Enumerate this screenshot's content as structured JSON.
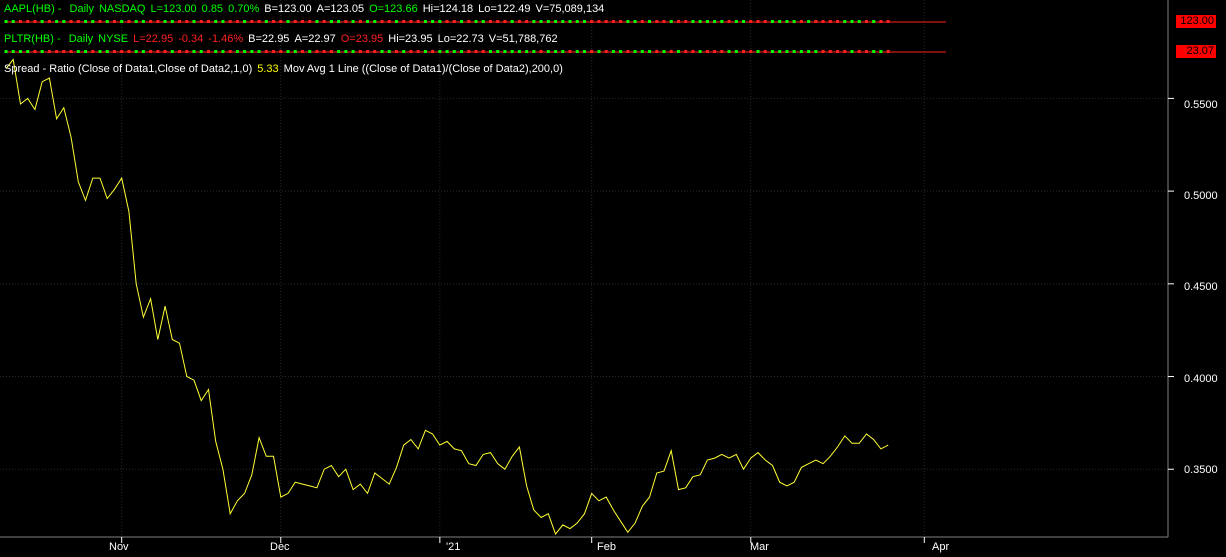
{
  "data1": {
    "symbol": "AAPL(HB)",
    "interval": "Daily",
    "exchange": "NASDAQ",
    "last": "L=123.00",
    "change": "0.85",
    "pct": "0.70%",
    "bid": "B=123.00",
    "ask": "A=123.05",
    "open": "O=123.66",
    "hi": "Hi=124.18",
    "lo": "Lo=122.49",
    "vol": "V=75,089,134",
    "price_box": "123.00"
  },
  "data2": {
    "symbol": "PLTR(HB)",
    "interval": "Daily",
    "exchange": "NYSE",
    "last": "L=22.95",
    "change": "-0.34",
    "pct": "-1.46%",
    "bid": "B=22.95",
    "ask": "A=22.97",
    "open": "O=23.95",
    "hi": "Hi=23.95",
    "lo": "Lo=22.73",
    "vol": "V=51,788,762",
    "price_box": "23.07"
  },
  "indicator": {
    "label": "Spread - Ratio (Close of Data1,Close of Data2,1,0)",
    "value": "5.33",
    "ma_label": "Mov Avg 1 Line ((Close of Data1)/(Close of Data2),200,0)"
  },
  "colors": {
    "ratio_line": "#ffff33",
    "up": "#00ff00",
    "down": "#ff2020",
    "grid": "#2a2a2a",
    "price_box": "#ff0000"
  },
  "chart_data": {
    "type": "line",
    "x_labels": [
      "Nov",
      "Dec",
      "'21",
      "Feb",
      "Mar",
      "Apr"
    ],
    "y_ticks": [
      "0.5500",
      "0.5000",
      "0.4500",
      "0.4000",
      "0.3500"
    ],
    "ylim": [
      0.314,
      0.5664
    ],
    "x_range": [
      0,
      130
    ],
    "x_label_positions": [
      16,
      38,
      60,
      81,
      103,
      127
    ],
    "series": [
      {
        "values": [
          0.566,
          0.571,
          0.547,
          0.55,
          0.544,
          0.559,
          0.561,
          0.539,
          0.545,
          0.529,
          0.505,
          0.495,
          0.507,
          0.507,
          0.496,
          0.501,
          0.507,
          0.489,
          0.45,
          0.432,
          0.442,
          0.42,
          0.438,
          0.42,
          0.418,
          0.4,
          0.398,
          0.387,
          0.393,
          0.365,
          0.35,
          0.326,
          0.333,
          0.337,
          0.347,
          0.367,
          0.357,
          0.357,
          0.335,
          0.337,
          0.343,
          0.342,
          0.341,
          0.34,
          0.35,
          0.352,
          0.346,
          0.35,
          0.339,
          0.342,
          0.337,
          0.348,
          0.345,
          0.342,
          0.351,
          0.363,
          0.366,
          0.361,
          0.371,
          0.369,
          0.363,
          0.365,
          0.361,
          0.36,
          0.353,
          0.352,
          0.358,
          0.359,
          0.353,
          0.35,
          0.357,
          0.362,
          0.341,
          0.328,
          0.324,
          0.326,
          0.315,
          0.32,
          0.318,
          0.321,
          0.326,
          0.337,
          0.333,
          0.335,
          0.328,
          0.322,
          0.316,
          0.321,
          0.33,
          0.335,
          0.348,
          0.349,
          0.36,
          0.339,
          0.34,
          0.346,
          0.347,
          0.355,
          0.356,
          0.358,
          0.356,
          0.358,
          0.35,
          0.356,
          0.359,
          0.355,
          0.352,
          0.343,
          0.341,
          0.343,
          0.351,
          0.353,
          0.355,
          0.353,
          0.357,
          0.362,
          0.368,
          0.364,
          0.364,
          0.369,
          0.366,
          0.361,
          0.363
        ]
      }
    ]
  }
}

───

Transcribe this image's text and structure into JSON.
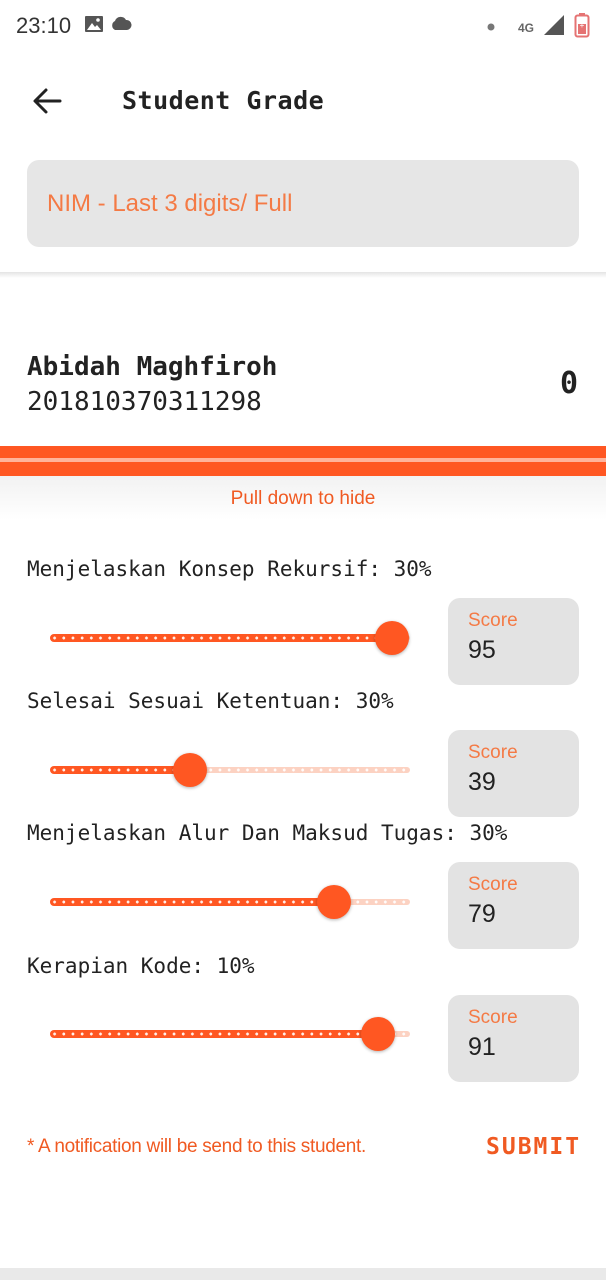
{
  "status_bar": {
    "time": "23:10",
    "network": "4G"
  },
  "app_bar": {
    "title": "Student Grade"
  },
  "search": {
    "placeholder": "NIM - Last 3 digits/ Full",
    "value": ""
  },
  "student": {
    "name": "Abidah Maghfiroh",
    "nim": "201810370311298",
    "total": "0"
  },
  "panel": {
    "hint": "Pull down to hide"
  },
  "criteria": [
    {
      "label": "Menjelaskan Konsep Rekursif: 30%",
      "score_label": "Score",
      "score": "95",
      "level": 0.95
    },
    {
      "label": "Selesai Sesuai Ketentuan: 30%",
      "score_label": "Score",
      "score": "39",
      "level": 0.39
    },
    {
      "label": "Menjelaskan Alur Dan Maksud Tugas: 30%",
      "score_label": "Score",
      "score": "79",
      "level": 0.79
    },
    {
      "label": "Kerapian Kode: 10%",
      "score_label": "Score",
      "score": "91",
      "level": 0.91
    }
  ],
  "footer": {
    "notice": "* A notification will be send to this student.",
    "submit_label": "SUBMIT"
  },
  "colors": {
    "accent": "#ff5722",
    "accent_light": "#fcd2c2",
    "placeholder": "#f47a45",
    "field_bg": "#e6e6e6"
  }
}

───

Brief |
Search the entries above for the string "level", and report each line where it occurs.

Result of this exercise |
      "level": 0.95
      "level": 0.39
      "level": 0.79
      "level": 0.91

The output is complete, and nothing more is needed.